At the center of our Eucharist we say this: When we eat of this bread, and drink from this cup, we proclaim the Lord’s death until he comes. We proclaim the Lord’s death. Every week we remember we have to account for this in our theology and life: the one, true God entered death, now lives, and is coming.
It really was the God of all who faced that. That’s who walks beside us, leads ahead of us, and sustains and fills us on the path, whenever we are afraid, or stumble, or want to turn aside.
Now, we don’t often see these glimpses clearly.
Sometimes the best we have is this third- or fourth-hand account: Peter, James, and John pass it to others, who tell the evangelists, who share it with us. We don’t always see God when we look at the cross. But Paul says that’s fine. We might see dimly, like a reflection (this is twice in two weeks we’ve heard him say we see as in a mirror), but we see something. And it’s enough to go on.

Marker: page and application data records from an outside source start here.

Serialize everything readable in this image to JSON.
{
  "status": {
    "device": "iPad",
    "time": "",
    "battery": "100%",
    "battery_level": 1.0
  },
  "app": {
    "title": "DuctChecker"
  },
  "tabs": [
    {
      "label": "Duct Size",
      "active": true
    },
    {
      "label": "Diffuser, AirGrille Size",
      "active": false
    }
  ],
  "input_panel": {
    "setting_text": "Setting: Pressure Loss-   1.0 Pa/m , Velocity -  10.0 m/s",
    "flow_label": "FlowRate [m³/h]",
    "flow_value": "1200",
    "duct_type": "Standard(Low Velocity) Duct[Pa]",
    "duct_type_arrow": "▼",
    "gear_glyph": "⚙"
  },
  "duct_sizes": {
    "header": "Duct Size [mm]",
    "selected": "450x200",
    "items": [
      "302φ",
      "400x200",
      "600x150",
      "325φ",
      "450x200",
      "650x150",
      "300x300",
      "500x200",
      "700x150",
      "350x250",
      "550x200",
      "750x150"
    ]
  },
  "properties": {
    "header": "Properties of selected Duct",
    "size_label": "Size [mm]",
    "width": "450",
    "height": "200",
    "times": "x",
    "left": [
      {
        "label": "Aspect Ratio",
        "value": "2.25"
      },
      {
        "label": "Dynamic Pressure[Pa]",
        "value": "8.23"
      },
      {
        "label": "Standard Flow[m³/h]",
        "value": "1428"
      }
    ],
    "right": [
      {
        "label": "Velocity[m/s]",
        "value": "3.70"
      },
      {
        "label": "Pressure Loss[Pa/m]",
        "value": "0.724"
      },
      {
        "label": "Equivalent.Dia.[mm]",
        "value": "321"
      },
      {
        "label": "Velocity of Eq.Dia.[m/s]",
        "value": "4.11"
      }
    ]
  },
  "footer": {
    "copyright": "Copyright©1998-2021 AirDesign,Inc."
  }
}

We know in that dimness who is with us. And we see in that reflection a sign of who we are becoming. Paul says we are being transformed into the same image, into that glimpse. Into the likeness of Christ.
Not surprisingly, we only see this in ourselves in glimpses, too.
If our destiny is that in walking Christ’s path of self-giving love, we become the Christ we follow, we don’t often see that clearly.
We know our flaws, we fret about our weaknesses. But every so often we have a moment where it makes sense, where we act, and realize the Spirit is there, where we know we are Christ. We get a glimpse of ourselves, like in a mirror, transformed. And that, too, is enough to keep us going.
Sometimes we can even look back with a few years’ perspective on our lives, and marvel at how different the Spirit has made us. The glimpses in the moment become, after many years, realities of the children of God we are transforming into.
So now we turn to Lent, to practice walking this hard path.
We get a glimpse today of who is walking with us, and filling us. And of who we are becoming.
And that will get us through. These glimpses of Christ in our lives, of the moments we are Christ, help us set aside our fear and our reluctance and step forward on Christ’s path.
Today in our liturgy we remind ourselves of this. We bid farewell to Alleluia in Lent so we can focus. We need Lent to teach us once again what it is to walk Christ’s path, to follow the way of divine love with our lives.
But we carry through Lent the glimpse of Alleluia with us in our hearts until the Easter feast, even as we carry through life’s wilderness the glimpse of the image of God who is with us, the image of who we are becoming, until we fully see all.
And “so we do not lose heart.” By God’s mercy we live our ministry. We see this, if only in glimpses. And we do not lose heart.
In the name of Jesus. Amen